Items listed in a dataset
=====
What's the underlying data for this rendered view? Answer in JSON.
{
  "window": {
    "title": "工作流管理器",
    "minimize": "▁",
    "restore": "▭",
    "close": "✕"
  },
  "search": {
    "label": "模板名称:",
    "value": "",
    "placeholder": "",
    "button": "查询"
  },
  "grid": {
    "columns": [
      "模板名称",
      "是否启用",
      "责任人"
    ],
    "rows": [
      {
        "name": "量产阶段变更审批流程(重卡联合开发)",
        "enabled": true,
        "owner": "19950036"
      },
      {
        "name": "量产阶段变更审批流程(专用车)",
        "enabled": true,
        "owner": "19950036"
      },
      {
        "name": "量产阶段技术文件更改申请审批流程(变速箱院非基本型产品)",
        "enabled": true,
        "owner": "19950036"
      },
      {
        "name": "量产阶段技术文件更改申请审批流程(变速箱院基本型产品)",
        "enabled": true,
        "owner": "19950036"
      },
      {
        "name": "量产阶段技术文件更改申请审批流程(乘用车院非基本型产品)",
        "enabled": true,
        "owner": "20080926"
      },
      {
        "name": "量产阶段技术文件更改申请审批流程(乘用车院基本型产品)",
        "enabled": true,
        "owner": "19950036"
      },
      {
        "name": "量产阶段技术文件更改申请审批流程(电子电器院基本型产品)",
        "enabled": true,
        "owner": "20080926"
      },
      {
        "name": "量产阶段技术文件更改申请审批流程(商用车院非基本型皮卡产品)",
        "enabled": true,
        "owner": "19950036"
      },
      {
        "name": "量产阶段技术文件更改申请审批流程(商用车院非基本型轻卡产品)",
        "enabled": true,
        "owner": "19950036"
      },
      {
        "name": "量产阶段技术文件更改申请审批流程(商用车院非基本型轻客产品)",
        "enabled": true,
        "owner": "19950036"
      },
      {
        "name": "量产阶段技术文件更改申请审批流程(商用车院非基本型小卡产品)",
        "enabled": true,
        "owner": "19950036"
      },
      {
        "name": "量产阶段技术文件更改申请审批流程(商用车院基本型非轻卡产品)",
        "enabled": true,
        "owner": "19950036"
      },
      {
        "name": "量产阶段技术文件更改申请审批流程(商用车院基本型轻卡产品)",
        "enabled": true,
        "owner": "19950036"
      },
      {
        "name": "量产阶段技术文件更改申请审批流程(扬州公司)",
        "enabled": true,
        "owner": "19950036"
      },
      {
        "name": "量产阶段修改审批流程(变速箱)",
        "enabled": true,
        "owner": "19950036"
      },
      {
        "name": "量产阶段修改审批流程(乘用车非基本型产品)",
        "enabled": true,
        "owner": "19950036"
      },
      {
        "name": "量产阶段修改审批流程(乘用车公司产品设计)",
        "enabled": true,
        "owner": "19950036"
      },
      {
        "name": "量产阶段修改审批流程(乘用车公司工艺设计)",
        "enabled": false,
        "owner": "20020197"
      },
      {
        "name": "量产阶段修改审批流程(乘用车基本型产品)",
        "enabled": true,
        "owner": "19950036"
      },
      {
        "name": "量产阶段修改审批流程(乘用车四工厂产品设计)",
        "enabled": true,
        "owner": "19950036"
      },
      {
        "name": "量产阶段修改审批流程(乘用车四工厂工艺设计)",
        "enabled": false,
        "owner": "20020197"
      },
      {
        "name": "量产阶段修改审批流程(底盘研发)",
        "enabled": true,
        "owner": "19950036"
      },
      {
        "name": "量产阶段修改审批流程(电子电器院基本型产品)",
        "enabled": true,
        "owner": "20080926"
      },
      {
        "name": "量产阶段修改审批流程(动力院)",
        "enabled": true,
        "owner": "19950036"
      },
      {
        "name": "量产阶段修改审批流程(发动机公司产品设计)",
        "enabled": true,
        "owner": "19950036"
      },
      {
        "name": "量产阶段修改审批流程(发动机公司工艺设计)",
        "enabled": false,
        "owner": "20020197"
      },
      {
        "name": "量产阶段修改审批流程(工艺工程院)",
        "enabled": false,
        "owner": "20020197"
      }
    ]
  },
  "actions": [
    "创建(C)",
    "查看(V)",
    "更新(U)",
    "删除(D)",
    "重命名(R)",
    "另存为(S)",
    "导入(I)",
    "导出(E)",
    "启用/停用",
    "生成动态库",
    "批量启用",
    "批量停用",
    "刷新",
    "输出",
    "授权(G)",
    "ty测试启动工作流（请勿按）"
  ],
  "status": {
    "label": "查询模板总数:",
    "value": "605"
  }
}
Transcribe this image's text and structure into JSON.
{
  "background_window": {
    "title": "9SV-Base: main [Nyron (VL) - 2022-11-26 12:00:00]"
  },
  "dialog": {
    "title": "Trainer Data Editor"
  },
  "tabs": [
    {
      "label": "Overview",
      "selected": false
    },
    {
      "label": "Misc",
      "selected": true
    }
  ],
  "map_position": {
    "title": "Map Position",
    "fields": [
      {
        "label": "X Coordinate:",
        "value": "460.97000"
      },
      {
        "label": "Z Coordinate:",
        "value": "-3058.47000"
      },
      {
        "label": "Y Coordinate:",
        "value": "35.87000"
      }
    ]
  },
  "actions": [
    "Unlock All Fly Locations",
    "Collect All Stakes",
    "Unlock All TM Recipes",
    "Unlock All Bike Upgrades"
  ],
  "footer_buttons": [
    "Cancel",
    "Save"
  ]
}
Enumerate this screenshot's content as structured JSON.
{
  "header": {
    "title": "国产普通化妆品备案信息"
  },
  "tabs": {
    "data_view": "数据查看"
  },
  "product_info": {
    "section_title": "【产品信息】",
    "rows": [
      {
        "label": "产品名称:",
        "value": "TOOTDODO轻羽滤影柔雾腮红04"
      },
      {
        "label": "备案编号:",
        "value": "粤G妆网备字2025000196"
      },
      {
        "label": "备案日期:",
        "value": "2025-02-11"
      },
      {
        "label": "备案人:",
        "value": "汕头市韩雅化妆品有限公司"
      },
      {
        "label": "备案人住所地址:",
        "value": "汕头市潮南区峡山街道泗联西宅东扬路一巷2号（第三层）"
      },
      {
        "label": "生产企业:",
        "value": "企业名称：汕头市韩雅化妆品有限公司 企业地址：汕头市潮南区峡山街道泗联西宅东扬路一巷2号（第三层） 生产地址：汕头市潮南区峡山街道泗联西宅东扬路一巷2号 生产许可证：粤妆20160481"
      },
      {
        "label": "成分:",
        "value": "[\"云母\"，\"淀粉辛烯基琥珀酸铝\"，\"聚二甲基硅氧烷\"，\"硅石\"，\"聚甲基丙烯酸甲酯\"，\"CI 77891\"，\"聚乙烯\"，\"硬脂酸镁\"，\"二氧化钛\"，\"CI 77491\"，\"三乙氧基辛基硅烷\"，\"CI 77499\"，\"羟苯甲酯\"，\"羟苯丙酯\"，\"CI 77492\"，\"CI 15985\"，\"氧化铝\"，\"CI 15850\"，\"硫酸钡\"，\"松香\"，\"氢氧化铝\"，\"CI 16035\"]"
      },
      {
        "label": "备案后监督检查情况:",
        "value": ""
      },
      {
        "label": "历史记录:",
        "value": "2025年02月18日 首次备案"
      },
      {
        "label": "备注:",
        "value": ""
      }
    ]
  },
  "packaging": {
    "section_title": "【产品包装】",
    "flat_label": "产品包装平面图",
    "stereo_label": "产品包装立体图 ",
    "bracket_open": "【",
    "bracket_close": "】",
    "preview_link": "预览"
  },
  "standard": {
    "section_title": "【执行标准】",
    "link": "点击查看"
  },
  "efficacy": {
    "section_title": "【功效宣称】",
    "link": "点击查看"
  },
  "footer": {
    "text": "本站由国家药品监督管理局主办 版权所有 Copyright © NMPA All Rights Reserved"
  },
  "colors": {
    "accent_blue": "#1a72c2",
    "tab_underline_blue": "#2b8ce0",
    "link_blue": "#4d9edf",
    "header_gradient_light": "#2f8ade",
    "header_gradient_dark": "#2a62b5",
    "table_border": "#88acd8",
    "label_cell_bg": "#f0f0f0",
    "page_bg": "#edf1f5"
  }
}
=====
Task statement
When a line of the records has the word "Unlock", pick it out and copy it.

Written reply
    "Unlock All Fly Locations",
    "Unlock All TM Recipes",
    "Unlock All Bike Upgrades"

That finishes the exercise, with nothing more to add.